Next, turn your attention to the Sunday school and small group leaders and teachers. Place a leader (elder or pastor) over your Sunday school program. If you don’t have the staff, place a qualified non-staff person in charge. Structure the teachers in a way that they realize that being a teacher under your leadership is a serious matter. They should feel the weight of that responsibility. The teachers should have someone they report to and they should meet on a regular basis. Teachers should be teamed up with each other as accountability partners. The group should be close. Relationships among the teaching team should be tight. There should be on-going training for teachers. They should be receiving instruction from their pastor and providing information to the pastor and leadership regarding the members in their class. Teachers should be expected to build relationships with their class members, calling them, meeting with them, getting to know them. They should have a hand in their discipleship.

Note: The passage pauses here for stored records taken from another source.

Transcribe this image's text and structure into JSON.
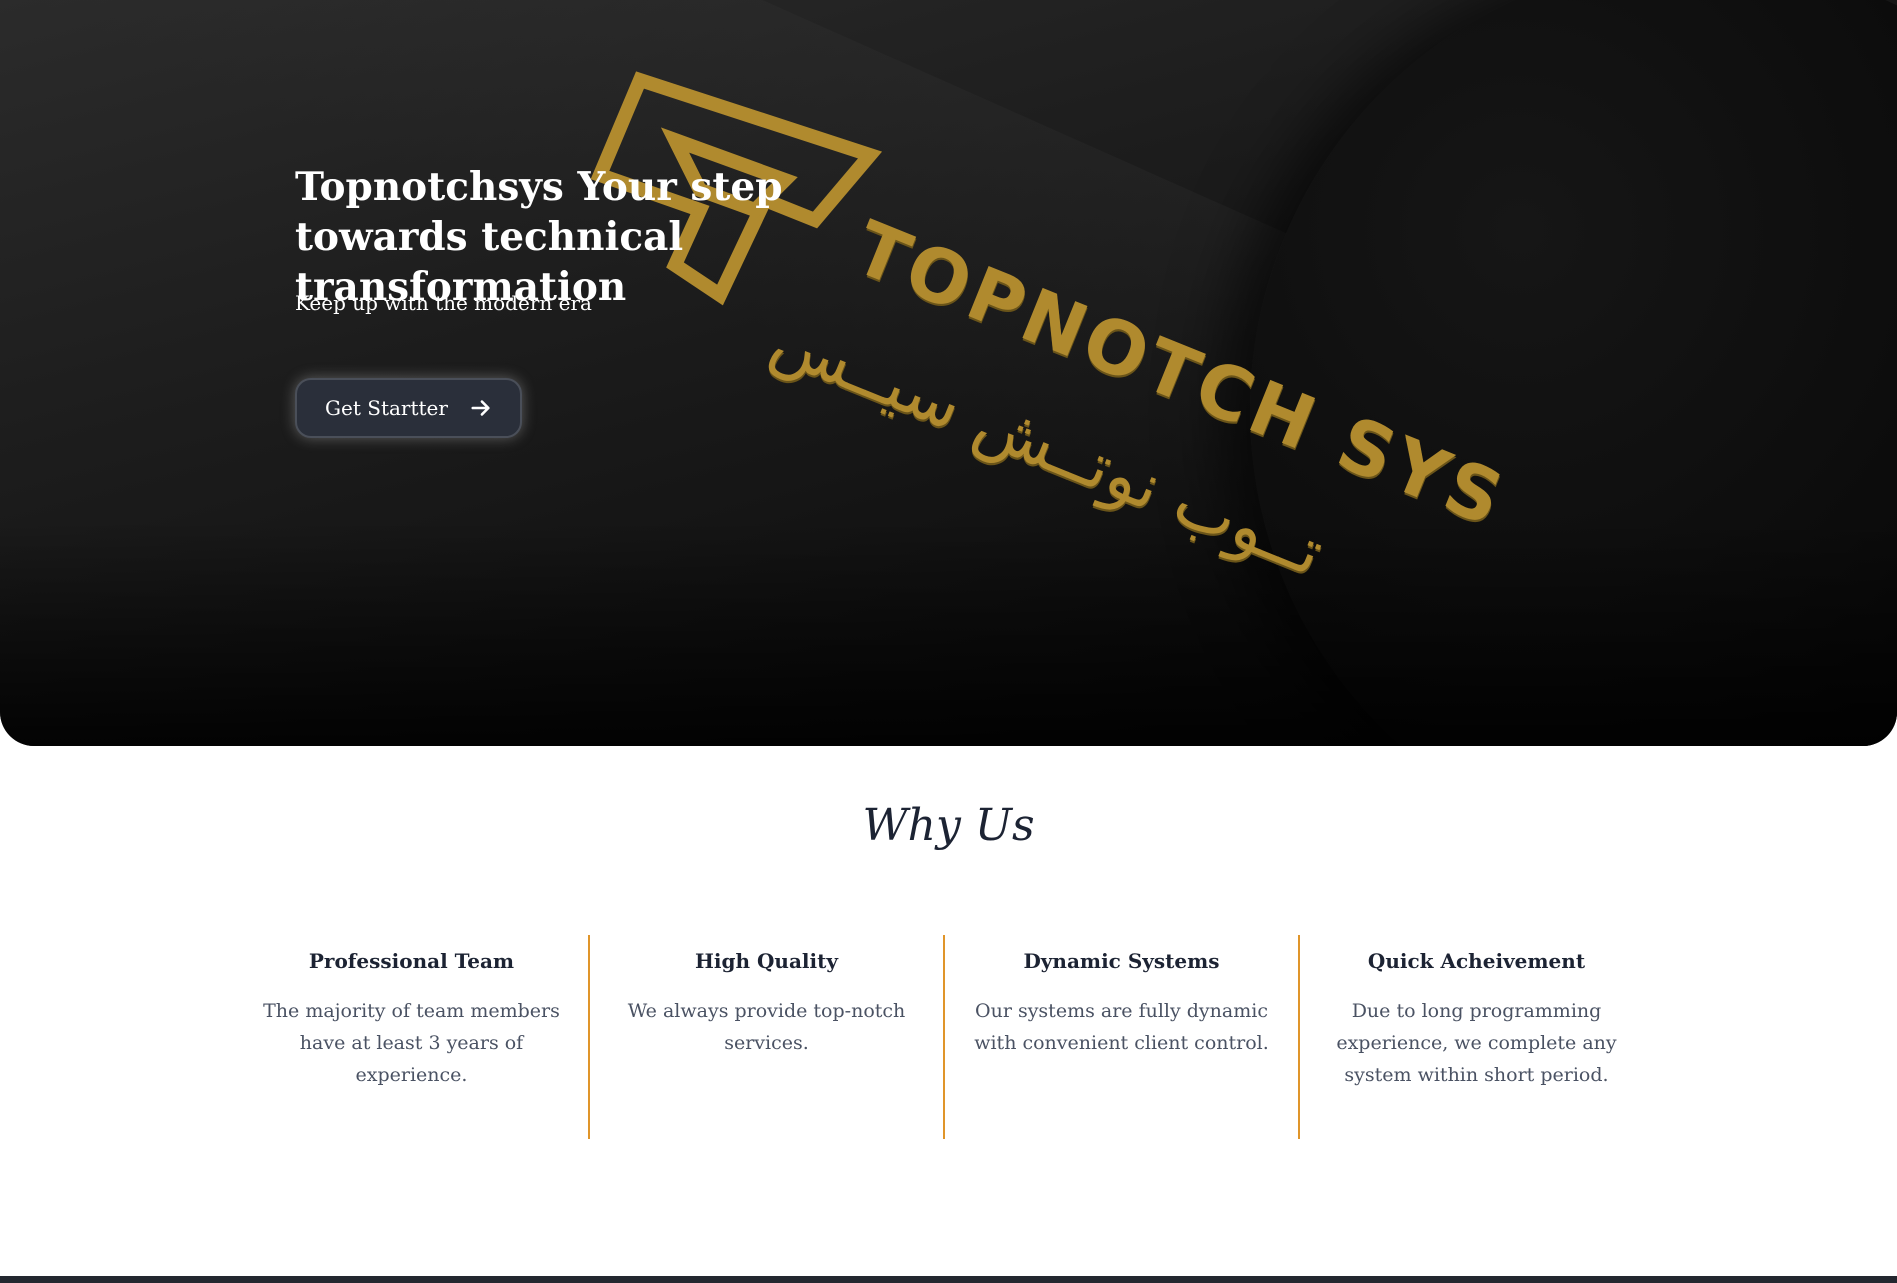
{
  "hero": {
    "title": "Topnotchsys Your step towards technical transformation",
    "subtitle": "Keep up with the modern era",
    "cta_label": "Get Startter",
    "logo_text_en": "TOPNOTCH SYS",
    "logo_text_ar": "تــوب نوتــش سيــس"
  },
  "why": {
    "title": "Why Us",
    "features": [
      {
        "title": "Professional Team",
        "text": "The majority of team members have at least 3 years of experience."
      },
      {
        "title": "High Quality",
        "text": "We always provide top-notch services."
      },
      {
        "title": "Dynamic Systems",
        "text": "Our systems are fully dynamic with convenient client control."
      },
      {
        "title": "Quick Acheivement",
        "text": "Due to long programming experience, we complete any system within short period."
      }
    ]
  },
  "colors": {
    "accent_divider": "#e0952a",
    "gold_logo": "#b08a2e",
    "button_bg": "#2a2f3a",
    "heading_dark": "#1c2333"
  },
  "icons": {
    "cta_icon": "arrow-right-icon"
  }
}
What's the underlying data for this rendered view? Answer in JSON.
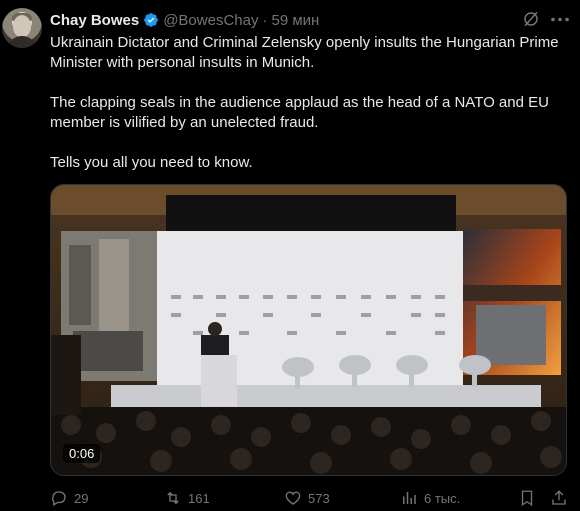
{
  "author": {
    "name": "Chay Bowes",
    "handle": "@BowesChay",
    "separator": "·",
    "time": "59 мин"
  },
  "tweet": {
    "paragraphs": [
      "Ukrainain Dictator and Criminal Zelensky openly insults the Hungarian Prime Minister with personal insults in Munich.",
      "The clapping seals in the audience applaud as the head of a NATO and EU member is vilified by an unelected fraud.",
      "Tells you all you need to know."
    ]
  },
  "media": {
    "timer": "0:06"
  },
  "actions": {
    "replies": "29",
    "reposts": "161",
    "likes": "573",
    "views": "6 тыс."
  },
  "colors": {
    "background": "#000000",
    "text": "#e7e9ea",
    "muted": "#71767b",
    "verified": "#1d9bf0"
  },
  "icons": [
    "avatar",
    "verified-icon",
    "grok-icon",
    "more-icon",
    "reply-icon",
    "repost-icon",
    "like-icon",
    "views-icon",
    "bookmark-icon",
    "share-icon"
  ]
}
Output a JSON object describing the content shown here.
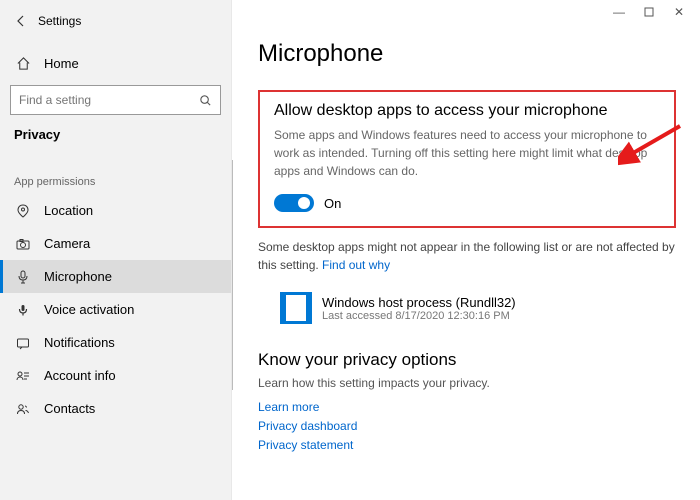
{
  "window": {
    "title": "Settings"
  },
  "sidebar": {
    "home": "Home",
    "search_placeholder": "Find a setting",
    "section": "Privacy",
    "group": "App permissions",
    "items": [
      {
        "label": "Location"
      },
      {
        "label": "Camera"
      },
      {
        "label": "Microphone"
      },
      {
        "label": "Voice activation"
      },
      {
        "label": "Notifications"
      },
      {
        "label": "Account info"
      },
      {
        "label": "Contacts"
      }
    ]
  },
  "main": {
    "title": "Microphone",
    "setting_title": "Allow desktop apps to access your microphone",
    "setting_desc": "Some apps and Windows features need to access your microphone to work as intended. Turning off this setting here might limit what desktop apps and Windows can do.",
    "toggle_state": "On",
    "note_before": "Some desktop apps might not appear in the following list or are not affected by this setting. ",
    "note_link": "Find out why",
    "app": {
      "name": "Windows host process (Rundll32)",
      "meta": "Last accessed 8/17/2020 12:30:16 PM"
    },
    "privacy": {
      "title": "Know your privacy options",
      "desc": "Learn how this setting impacts your privacy.",
      "links": [
        "Learn more",
        "Privacy dashboard",
        "Privacy statement"
      ]
    }
  }
}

What I am suggesting is that the current model in our churches in the west does not support the sort of equipping Paul talks about in his letter to the Ephesians and elsewhere in the NT. The environment of the NT churches was remarkably different from the last 400 years of Christianity in Western culture, especially the Americas. Because of the cognitive respect extended to Christian principles and values for so many years, the church slipped into a pitiable state. Our training became sloppy, lazy, shallow, taking far too much for granted. We stopped asking questions and diligently searching the text for answers. Secondly, the philosophies of the enlightenment started to take root and the 3% grade has turned rapidly becoming a10-20-30% grade. The point is that Christians in Western culture are encountering views, beliefs, and opinions that contradict Christian belief at a rate much higher than ever before. Moreover, not only are those views contrary to Christian belief, they are more than a little hostile to it. I cannot count the number of times that pastors have expressed concern that I ventured too far into a particular subject. My response is usually something like this: I have doctors, accountants, and lawyers in the audience. If they can do their job, they can spend some time and energy learning about the One Person who is supposed the most important Person in their lives: Jesus Christ.

Here is the picture. Christians should be the best thinkers in their culture. They should be the best thinkers because they are the only thinkers who actually possess true knowledge about reality.

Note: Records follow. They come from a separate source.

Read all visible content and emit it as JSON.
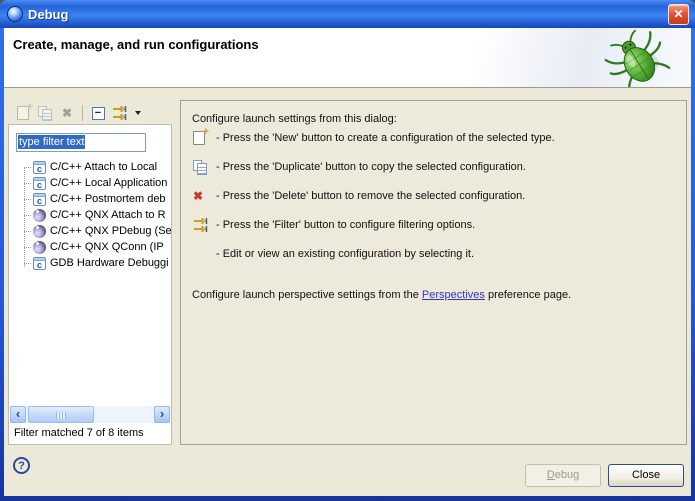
{
  "window": {
    "title": "Debug"
  },
  "header": {
    "title": "Create, manage, and run configurations"
  },
  "icons": {
    "close_glyph": "✕",
    "plus_glyph": "+",
    "minus_glyph": "−",
    "delete_glyph": "✖",
    "c_glyph": "c",
    "scroll_left_glyph": "‹",
    "scroll_right_glyph": "›",
    "help_glyph": "?"
  },
  "toolbar": {
    "buttons": [
      {
        "name": "new-configuration",
        "disabled": true
      },
      {
        "name": "duplicate-configuration",
        "disabled": true
      },
      {
        "name": "delete-configuration",
        "disabled": true
      },
      {
        "name": "collapse-all",
        "disabled": false
      },
      {
        "name": "filter-launch-configurations",
        "disabled": false
      }
    ]
  },
  "filter": {
    "value": "type filter text"
  },
  "tree": {
    "items": [
      {
        "icon": "c-application-icon",
        "label": "C/C++ Attach to Local"
      },
      {
        "icon": "c-application-icon",
        "label": "C/C++ Local Application"
      },
      {
        "icon": "c-application-icon",
        "label": "C/C++ Postmortem deb"
      },
      {
        "icon": "qnx-icon",
        "label": "C/C++ QNX Attach to R"
      },
      {
        "icon": "qnx-icon",
        "label": "C/C++ QNX PDebug (Se"
      },
      {
        "icon": "qnx-icon",
        "label": "C/C++ QNX QConn (IP"
      },
      {
        "icon": "c-application-icon",
        "label": "GDB Hardware Debuggi"
      }
    ]
  },
  "status": {
    "filter_matched": "Filter matched 7 of 8 items"
  },
  "instructions": {
    "intro": "Configure launch settings from this dialog:",
    "items": [
      {
        "icon": "new-icon",
        "text": "- Press the 'New' button to create a configuration of the selected type."
      },
      {
        "icon": "duplicate-icon",
        "text": "- Press the 'Duplicate' button to copy the selected configuration."
      },
      {
        "icon": "delete-icon",
        "text": "- Press the 'Delete' button to remove the selected configuration."
      },
      {
        "icon": "filter-icon",
        "text": "- Press the 'Filter' button to configure filtering options."
      },
      {
        "icon": "none",
        "text": "- Edit or view an existing configuration by selecting it."
      }
    ],
    "perspective_pre": "Configure launch perspective settings from the ",
    "perspective_link": "Perspectives",
    "perspective_post": " preference page."
  },
  "buttons": {
    "debug": "Debug",
    "close": "Close"
  },
  "colors": {
    "titlebar_blue": "#2563d8",
    "dialog_bg": "#ece9d8",
    "selection_blue": "#316ac5",
    "link_blue": "#3333cc",
    "close_button_red": "#d6492a",
    "bug_green": "#57ae35",
    "disabled_text": "#9d9a88",
    "input_border": "#7f9db9"
  }
}
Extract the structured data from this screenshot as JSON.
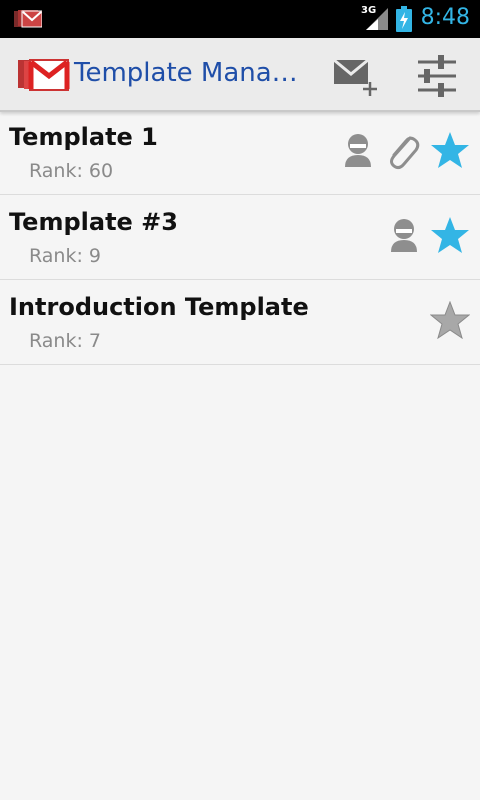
{
  "status_bar": {
    "network_label": "3G",
    "time": "8:48"
  },
  "action_bar": {
    "title": "Template Mana…",
    "actions": [
      {
        "icon": "new-message-icon"
      },
      {
        "icon": "settings-sliders-icon"
      }
    ]
  },
  "templates": [
    {
      "title": "Template 1",
      "rank_label": "Rank:",
      "rank": "60",
      "icons": [
        "person-icon",
        "attachment-icon",
        "star-icon"
      ],
      "starred": true
    },
    {
      "title": "Template #3",
      "rank_label": "Rank:",
      "rank": "9",
      "icons": [
        "person-icon",
        "star-icon"
      ],
      "starred": true
    },
    {
      "title": "Introduction Template",
      "rank_label": "Rank:",
      "rank": "7",
      "icons": [
        "star-icon"
      ],
      "starred": false
    }
  ],
  "colors": {
    "accent": "#33b5e5",
    "title_blue": "#1f4ea8",
    "star_on": "#33b5e5",
    "star_off": "#9e9e9e",
    "icon_gray": "#8e8e8e"
  }
}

·      Every church should have a 2-3-5-year high-level learning plan.
·      Every church should have a focused learning plan in place for the coming year.
·      Every church should structure their staff in such a way to support a learning structure.
·      Sunday school teachers should be required to complete an initial training program as well as on-going training.
·      Sunday school teachers should report to a leader responsible for providing oversight to the Sunday school program.
·      It wouldn’t hurt to reconsider changing the name from Sunday school to something else.
·      Every church should create and maintain a Sunday school teacher community.
·      The Sunday school teachers should be paired together with an accountability partner.
·      The Sunday school teacher should organize small groups within his Sunday school and appoint group leaders.
·      Sunday school teachers should be responsible for training small group leaders.
·      Sunday school teachers should also be expected to be in regular contact with their class members.
·      Sunday school class sizes must be capped in order to ensure they are manageable.

This list is not intended to be exhaustive or even prescriptive. It is intended to serve as a straw man so that others may review it, see where I am going with it, and then take it and bend it to fit their unique situation. The point is that we must turn up the intensity of our training in our churches. The truth is that it should have never been turned down!

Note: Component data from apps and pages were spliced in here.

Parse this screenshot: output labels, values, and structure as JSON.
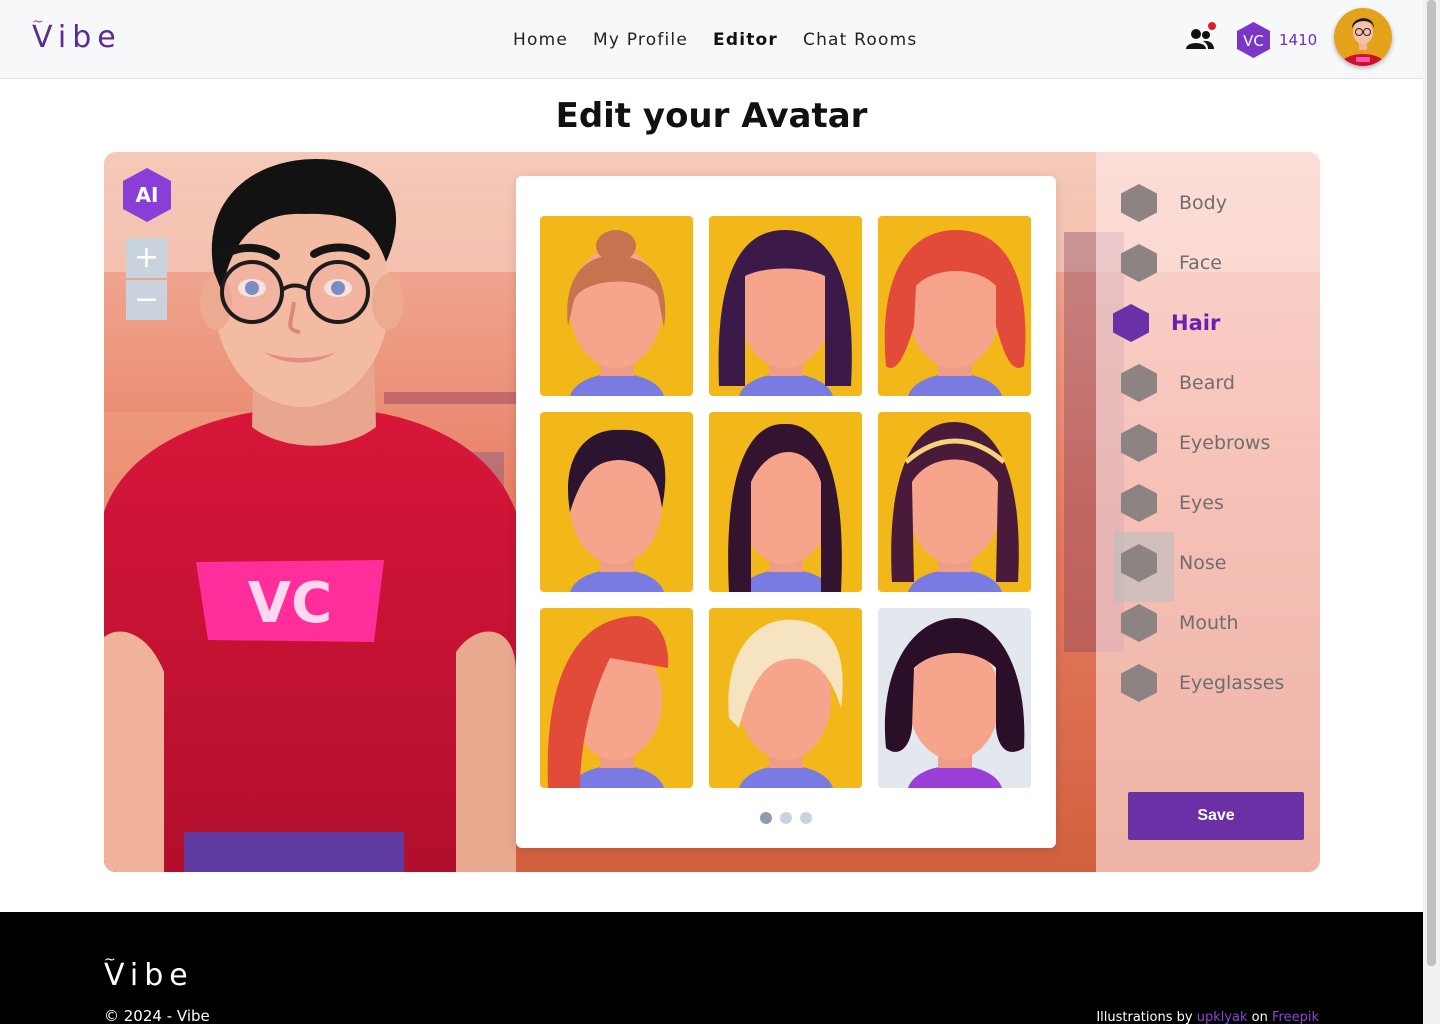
{
  "header": {
    "logo": "Vibe",
    "nav": [
      "Home",
      "My Profile",
      "Editor",
      "Chat Rooms"
    ],
    "active_nav": "Editor",
    "currency_badge": "VC",
    "currency_amount": "1410",
    "friends_icon": "friends-icon",
    "has_notification": true
  },
  "page": {
    "title": "Edit your Avatar"
  },
  "editor": {
    "ai_badge": "AI",
    "zoom_in": "+",
    "zoom_out": "−",
    "shirt_logo": "VC",
    "hair_options": [
      {
        "style": "top-bun",
        "color": "#c8734f"
      },
      {
        "style": "straight-bangs",
        "color": "#3b1a4a"
      },
      {
        "style": "wavy",
        "color": "#e24a3a"
      },
      {
        "style": "short-messy",
        "color": "#2a1430"
      },
      {
        "style": "long-straight",
        "color": "#33132e"
      },
      {
        "style": "headband-long",
        "color": "#4a1a3a"
      },
      {
        "style": "side-long",
        "color": "#e24a3a"
      },
      {
        "style": "pixie",
        "color": "#f6e3c0"
      },
      {
        "style": "bob",
        "color": "#2b0f28",
        "selected": true
      }
    ],
    "pagination": {
      "pages": 3,
      "current": 1
    },
    "categories": [
      "Body",
      "Face",
      "Hair",
      "Beard",
      "Eyebrows",
      "Eyes",
      "Nose",
      "Mouth",
      "Eyeglasses"
    ],
    "active_category": "Hair",
    "save_label": "Save",
    "colors": {
      "accent": "#6b2fa6",
      "tile_bg": "#f2b81a",
      "selected_tile_bg": "#e3e7ee"
    }
  },
  "footer": {
    "logo": "Vibe",
    "copyright": "© 2024 - Vibe",
    "credits_prefix": "Illustrations by",
    "credits_author": "upklyak",
    "credits_on": "on",
    "credits_site": "Freepik"
  }
}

The Bully Pulpit and a Culture of Intimidation

On the one side, we have the Christian community, and on the other side, we have the pagan community. The Christian community is made...